Neil Mandt’s Last Stop for Paul


Writer-director Neil Mandt is Charlie, and cinematographer Marc Carter is Cliff, his companion on a round-the-world trip. Their goal is to honor the wishes of a dead friend, Paul, by leaving spoonfuls of his ashes in Jamaica, Chile, Greece, Japan, Vietnam, and Thailand. Along the way, they swap travel yarns with fellow nomads, and thus we get glimpses of Russia, Egypt, and England, too. Crisply shot on a lightweight camcorder, Last Stop for Paul leaves the prevailing impression of an amiable, homespun travelogue done in the style of Bruce Brown’s Endless Summer.
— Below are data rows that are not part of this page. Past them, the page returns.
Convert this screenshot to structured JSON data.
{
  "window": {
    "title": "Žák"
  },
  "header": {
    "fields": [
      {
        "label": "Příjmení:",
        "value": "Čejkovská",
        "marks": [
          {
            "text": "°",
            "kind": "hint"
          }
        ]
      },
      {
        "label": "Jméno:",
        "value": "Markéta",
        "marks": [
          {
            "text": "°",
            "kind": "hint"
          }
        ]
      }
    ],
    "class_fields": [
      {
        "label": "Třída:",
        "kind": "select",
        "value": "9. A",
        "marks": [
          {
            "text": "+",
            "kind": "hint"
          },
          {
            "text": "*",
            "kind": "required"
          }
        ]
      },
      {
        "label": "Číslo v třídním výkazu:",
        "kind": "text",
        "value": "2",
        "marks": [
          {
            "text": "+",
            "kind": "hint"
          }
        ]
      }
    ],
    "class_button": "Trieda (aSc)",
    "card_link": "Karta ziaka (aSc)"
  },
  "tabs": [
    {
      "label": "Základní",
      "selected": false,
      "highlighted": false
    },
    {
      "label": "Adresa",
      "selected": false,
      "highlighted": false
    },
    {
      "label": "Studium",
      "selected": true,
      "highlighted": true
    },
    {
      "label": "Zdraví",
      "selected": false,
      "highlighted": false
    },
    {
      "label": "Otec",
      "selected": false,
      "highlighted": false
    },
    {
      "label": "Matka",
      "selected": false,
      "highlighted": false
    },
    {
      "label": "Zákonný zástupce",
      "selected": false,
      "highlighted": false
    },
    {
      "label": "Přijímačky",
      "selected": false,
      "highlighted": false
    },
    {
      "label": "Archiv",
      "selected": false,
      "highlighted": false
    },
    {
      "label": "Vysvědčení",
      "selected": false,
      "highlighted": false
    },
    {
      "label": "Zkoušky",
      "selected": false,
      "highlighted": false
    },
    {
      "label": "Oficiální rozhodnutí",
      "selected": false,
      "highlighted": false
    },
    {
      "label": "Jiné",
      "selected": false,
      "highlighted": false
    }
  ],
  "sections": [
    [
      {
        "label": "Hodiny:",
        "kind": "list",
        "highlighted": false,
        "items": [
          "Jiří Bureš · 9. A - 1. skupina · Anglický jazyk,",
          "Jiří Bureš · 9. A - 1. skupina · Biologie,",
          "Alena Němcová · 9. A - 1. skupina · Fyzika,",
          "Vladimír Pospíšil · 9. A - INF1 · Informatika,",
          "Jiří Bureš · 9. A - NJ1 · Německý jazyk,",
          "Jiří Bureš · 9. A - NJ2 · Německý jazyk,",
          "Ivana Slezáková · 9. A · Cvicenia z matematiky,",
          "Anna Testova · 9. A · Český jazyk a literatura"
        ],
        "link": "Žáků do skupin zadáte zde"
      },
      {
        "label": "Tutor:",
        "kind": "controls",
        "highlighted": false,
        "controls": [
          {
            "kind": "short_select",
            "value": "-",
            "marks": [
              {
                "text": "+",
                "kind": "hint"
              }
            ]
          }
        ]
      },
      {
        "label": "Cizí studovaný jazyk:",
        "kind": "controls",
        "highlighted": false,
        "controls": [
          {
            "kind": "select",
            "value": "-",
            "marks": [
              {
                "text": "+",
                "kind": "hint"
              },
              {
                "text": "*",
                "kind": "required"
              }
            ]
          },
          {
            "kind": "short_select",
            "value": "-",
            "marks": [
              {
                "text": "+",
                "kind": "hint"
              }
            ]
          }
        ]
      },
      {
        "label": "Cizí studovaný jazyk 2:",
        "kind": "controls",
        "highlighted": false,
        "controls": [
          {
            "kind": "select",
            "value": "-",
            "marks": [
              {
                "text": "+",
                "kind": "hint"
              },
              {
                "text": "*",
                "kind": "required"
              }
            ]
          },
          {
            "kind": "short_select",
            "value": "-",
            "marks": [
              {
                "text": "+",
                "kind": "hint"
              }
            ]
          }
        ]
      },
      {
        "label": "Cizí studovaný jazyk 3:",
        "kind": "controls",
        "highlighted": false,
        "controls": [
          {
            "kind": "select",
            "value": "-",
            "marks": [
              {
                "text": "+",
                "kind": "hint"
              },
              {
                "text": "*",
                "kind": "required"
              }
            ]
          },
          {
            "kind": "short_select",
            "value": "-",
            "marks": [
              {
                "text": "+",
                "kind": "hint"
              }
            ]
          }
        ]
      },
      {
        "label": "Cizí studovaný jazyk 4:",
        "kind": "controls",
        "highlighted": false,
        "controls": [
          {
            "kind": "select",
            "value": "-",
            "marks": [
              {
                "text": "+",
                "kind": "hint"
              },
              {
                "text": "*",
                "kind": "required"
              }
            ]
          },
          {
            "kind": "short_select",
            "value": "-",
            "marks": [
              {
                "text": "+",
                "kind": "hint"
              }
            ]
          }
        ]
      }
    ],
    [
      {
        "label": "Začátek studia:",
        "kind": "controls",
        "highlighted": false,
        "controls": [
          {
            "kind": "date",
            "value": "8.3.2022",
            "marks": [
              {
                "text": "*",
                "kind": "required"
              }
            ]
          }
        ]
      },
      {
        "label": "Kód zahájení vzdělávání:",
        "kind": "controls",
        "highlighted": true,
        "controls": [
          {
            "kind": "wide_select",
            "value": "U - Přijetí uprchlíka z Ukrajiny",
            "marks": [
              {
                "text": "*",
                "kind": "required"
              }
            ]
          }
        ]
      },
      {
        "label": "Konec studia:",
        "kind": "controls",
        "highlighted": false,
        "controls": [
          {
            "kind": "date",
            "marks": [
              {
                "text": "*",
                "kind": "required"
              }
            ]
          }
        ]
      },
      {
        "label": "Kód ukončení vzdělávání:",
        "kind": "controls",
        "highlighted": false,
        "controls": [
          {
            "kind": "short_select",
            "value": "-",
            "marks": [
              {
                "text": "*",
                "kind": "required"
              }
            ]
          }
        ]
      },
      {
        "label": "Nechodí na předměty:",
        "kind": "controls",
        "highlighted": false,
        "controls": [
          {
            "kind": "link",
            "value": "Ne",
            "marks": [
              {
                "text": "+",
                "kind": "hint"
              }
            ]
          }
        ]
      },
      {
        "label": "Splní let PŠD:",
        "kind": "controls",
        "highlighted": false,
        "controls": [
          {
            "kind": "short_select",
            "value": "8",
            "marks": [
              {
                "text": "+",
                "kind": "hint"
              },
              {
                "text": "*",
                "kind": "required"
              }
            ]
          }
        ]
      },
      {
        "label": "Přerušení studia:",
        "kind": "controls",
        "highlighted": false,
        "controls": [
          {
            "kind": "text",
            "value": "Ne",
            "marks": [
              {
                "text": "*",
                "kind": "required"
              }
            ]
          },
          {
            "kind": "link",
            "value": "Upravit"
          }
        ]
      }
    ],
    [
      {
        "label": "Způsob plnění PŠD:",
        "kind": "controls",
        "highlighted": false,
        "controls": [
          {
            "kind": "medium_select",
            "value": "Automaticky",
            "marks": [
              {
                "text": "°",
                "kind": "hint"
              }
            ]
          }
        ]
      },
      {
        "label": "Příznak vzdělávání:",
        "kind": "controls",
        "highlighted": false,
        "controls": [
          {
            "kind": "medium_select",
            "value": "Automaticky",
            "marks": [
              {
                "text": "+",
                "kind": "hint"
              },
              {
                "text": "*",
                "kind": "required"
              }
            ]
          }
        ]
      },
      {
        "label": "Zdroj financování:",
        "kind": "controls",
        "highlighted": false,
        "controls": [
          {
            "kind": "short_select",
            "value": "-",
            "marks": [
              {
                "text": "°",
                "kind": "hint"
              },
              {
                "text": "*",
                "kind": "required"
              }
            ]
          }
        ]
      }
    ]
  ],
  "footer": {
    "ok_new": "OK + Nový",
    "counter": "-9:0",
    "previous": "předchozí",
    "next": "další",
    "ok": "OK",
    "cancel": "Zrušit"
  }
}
The adventures are all pretty mild, but have in their favor that they feel authentic: Cliff is robbed by a pair of sexy bar girls; Charlie and Cliff get arrested in Vietnam; two Irish guys they meet in Chile nearly steer them off a hairpin turn in the Andes. The results are so lightweight that it would be hard to justify paying 10 bucks for a ticket. Yet despite this considerable defect, the film is charming; Mandt directs and acts with great zest and a contagious, unpretentious good cheer.